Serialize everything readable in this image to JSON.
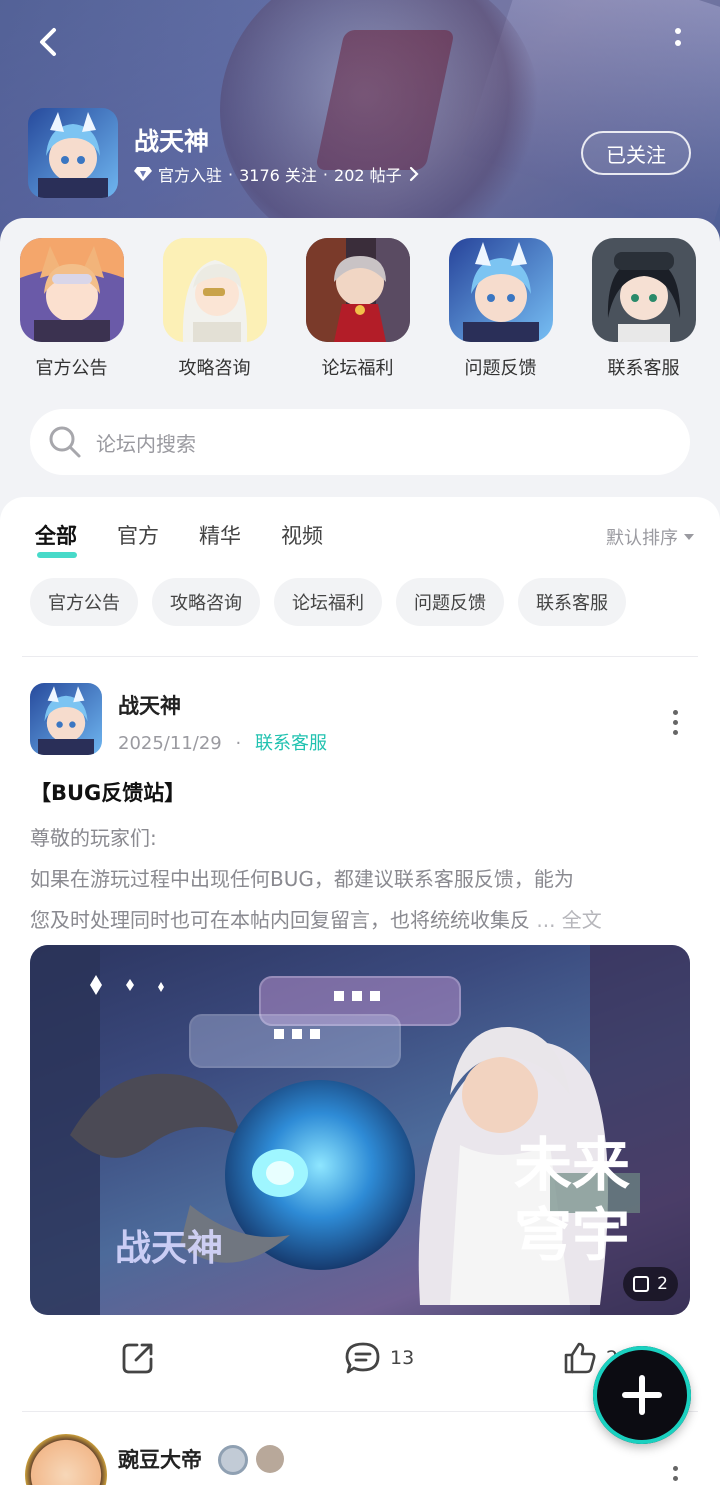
{
  "header": {
    "forum_name": "战天神",
    "meta_official": "官方入驻",
    "meta_followers": "3176 关注",
    "meta_posts": "202 帖子",
    "follow_label": "已关注"
  },
  "shortcuts": [
    {
      "label": "官方公告",
      "color": "#f08a5d"
    },
    {
      "label": "攻略咨询",
      "color": "#f1d46b"
    },
    {
      "label": "论坛福利",
      "color": "#b9543d"
    },
    {
      "label": "问题反馈",
      "color": "#5b95e0"
    },
    {
      "label": "联系客服",
      "color": "#3d4650"
    }
  ],
  "search": {
    "placeholder": "论坛内搜索"
  },
  "tabs": [
    "全部",
    "官方",
    "精华",
    "视频"
  ],
  "sort_label": "默认排序",
  "chips": [
    "官方公告",
    "攻略咨询",
    "论坛福利",
    "问题反馈",
    "联系客服"
  ],
  "post": {
    "author": "战天神",
    "date": "2025/11/29",
    "separator": "·",
    "category": "联系客服",
    "title": "【BUG反馈站】",
    "body_line1": "尊敬的玩家们:",
    "body_line2": " 如果在游玩过程中出现任何BUG，都建议联系客服反馈，能为",
    "body_line3": "您及时处理同时也可在本帖内回复留言，也将统统收集反",
    "more": "... 全文",
    "image_text_1": "未来",
    "image_text_2": "穹宇",
    "image_text_3": "战天神",
    "image_count": "2",
    "comments": "13",
    "likes": "2"
  },
  "post2": {
    "author": "豌豆大帝"
  },
  "accent_color": "#21c2b0"
}
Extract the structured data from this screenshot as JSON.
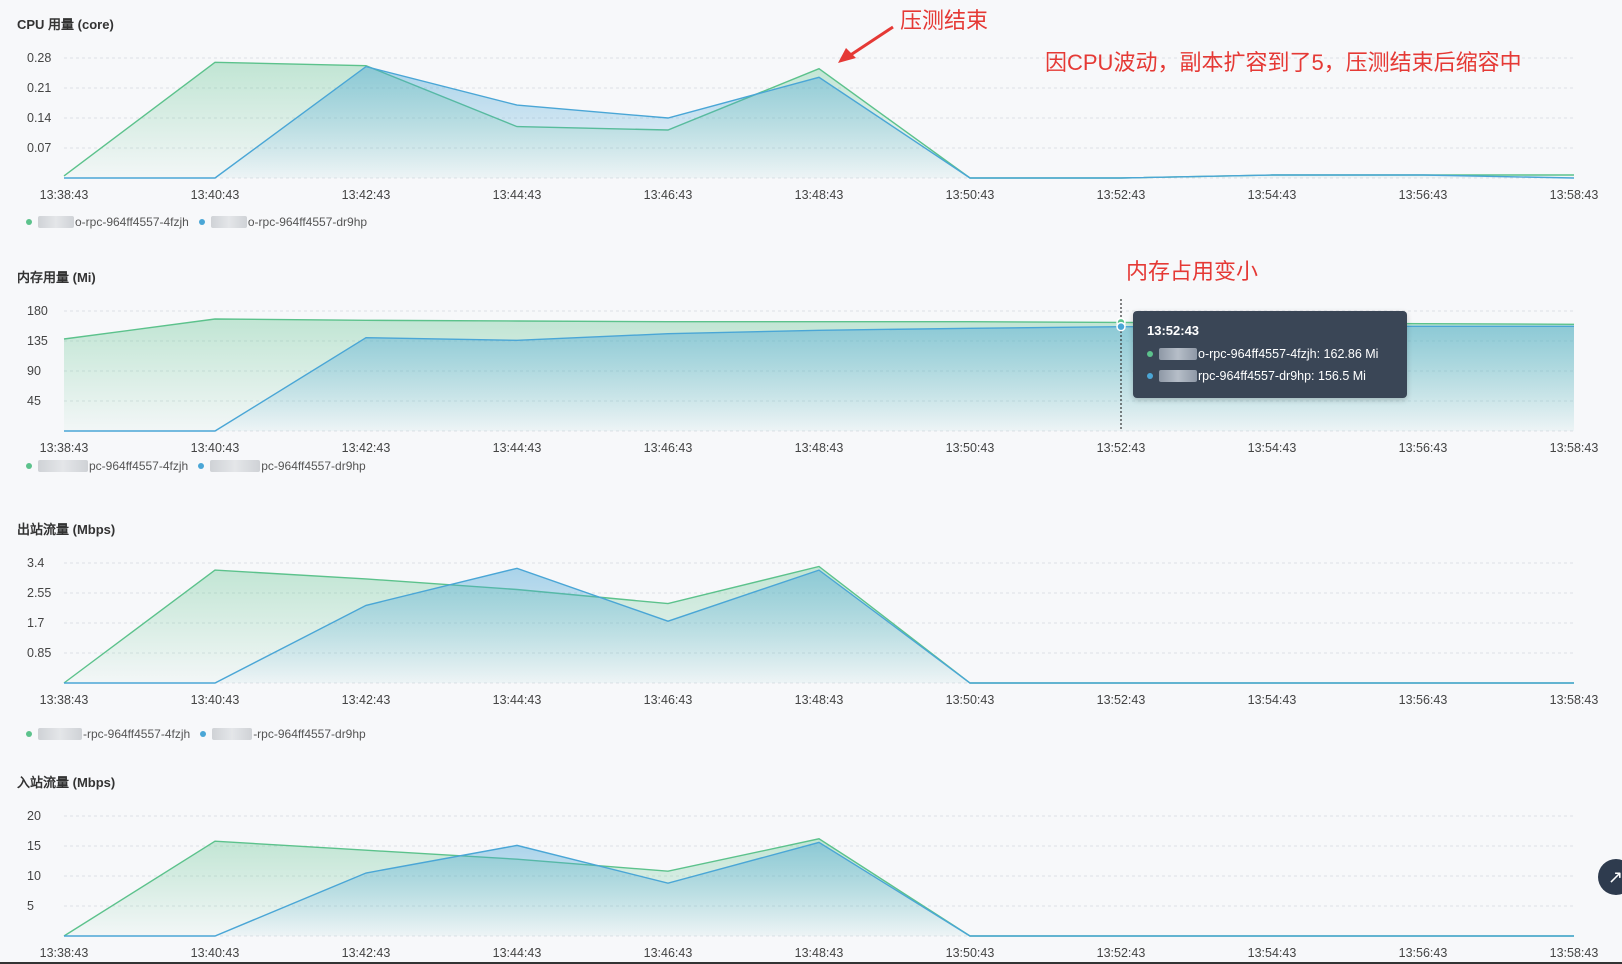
{
  "series_colors": {
    "green": "#5cc28c",
    "blue": "#4aa6d6"
  },
  "x_labels": [
    "13:38:43",
    "13:40:43",
    "13:42:43",
    "13:44:43",
    "13:46:43",
    "13:48:43",
    "13:50:43",
    "13:52:43",
    "13:54:43",
    "13:56:43",
    "13:58:43"
  ],
  "legend_suffixes": {
    "cpu": [
      "o-rpc-964ff4557-4fzjh",
      "o-rpc-964ff4557-dr9hp"
    ],
    "mem": [
      "pc-964ff4557-4fzjh",
      "pc-964ff4557-dr9hp"
    ],
    "out": [
      "-rpc-964ff4557-4fzjh",
      "-rpc-964ff4557-dr9hp"
    ],
    "in": []
  },
  "annotations": {
    "stress_end": "压测结束",
    "scaling_note": "因CPU波动，副本扩容到了5，压测结束后缩容中",
    "memory_note": "内存占用变小"
  },
  "tooltip": {
    "time": "13:52:43",
    "rows": [
      {
        "name": "o-rpc-964ff4557-4fzjh",
        "value": "162.86 Mi"
      },
      {
        "name": "rpc-964ff4557-dr9hp",
        "value": "156.5 Mi"
      }
    ]
  },
  "chart_data": [
    {
      "key": "cpu",
      "type": "area",
      "title": "CPU 用量 (core)",
      "y_ticks": [
        "0.28",
        "0.21",
        "0.14",
        "0.07"
      ],
      "ylim": [
        0,
        0.31
      ],
      "grid": true,
      "x": [
        "13:38:43",
        "13:40:43",
        "13:42:43",
        "13:44:43",
        "13:46:43",
        "13:48:43",
        "13:50:43",
        "13:52:43",
        "13:54:43",
        "13:56:43",
        "13:58:43"
      ],
      "series": [
        {
          "values": [
            0.005,
            0.27,
            0.262,
            0.12,
            0.112,
            0.255,
            0.0,
            0.0,
            0.007,
            0.007,
            0.007
          ]
        },
        {
          "values": [
            0.0,
            0.0,
            0.26,
            0.17,
            0.14,
            0.235,
            0.0,
            0.0,
            0.007,
            0.007,
            0.0
          ]
        }
      ]
    },
    {
      "key": "mem",
      "type": "area",
      "title": "内存用量 (Mi)",
      "y_ticks": [
        "180",
        "135",
        "90",
        "45"
      ],
      "ylim": [
        0,
        180
      ],
      "grid": true,
      "x": [
        "13:38:43",
        "13:40:43",
        "13:42:43",
        "13:44:43",
        "13:46:43",
        "13:48:43",
        "13:50:43",
        "13:52:43",
        "13:54:43",
        "13:56:43",
        "13:58:43"
      ],
      "series": [
        {
          "values": [
            138,
            168,
            166,
            165,
            164,
            164,
            164,
            162.86,
            162,
            161,
            160
          ]
        },
        {
          "values": [
            0,
            0,
            140,
            136,
            146,
            151,
            154,
            156.5,
            157,
            157,
            157
          ]
        }
      ]
    },
    {
      "key": "out",
      "type": "area",
      "title": "出站流量 (Mbps)",
      "y_ticks": [
        "3.4",
        "2.55",
        "1.7",
        "0.85"
      ],
      "ylim": [
        0,
        3.4
      ],
      "grid": true,
      "x": [
        "13:38:43",
        "13:40:43",
        "13:42:43",
        "13:44:43",
        "13:46:43",
        "13:48:43",
        "13:50:43",
        "13:52:43",
        "13:54:43",
        "13:56:43",
        "13:58:43"
      ],
      "series": [
        {
          "values": [
            0,
            3.2,
            2.95,
            2.65,
            2.25,
            3.3,
            0,
            0,
            0,
            0,
            0
          ]
        },
        {
          "values": [
            0,
            0,
            2.2,
            3.25,
            1.75,
            3.2,
            0,
            0,
            0,
            0,
            0
          ]
        }
      ]
    },
    {
      "key": "in",
      "type": "area",
      "title": "入站流量 (Mbps)",
      "y_ticks": [
        "20",
        "15",
        "10",
        "5"
      ],
      "ylim": [
        0,
        20
      ],
      "grid": true,
      "x": [
        "13:38:43",
        "13:40:43",
        "13:42:43",
        "13:44:43",
        "13:46:43",
        "13:48:43",
        "13:50:43",
        "13:52:43",
        "13:54:43",
        "13:56:43",
        "13:58:43"
      ],
      "series": [
        {
          "values": [
            0,
            15.8,
            14.3,
            12.8,
            10.8,
            16.2,
            0,
            0,
            0,
            0,
            0
          ]
        },
        {
          "values": [
            0,
            0,
            10.5,
            15.1,
            8.8,
            15.6,
            0,
            0,
            0,
            0,
            0
          ]
        }
      ]
    }
  ]
}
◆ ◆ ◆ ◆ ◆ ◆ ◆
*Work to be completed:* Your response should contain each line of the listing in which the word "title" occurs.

*Response area:*
    "title": "【BUG反馈站】",
      "title": "CPU 用量 (core)",
      "title": "内存用量 (Mi)",
      "title": "出站流量 (Mbps)",
      "title": "入站流量 (Mbps)",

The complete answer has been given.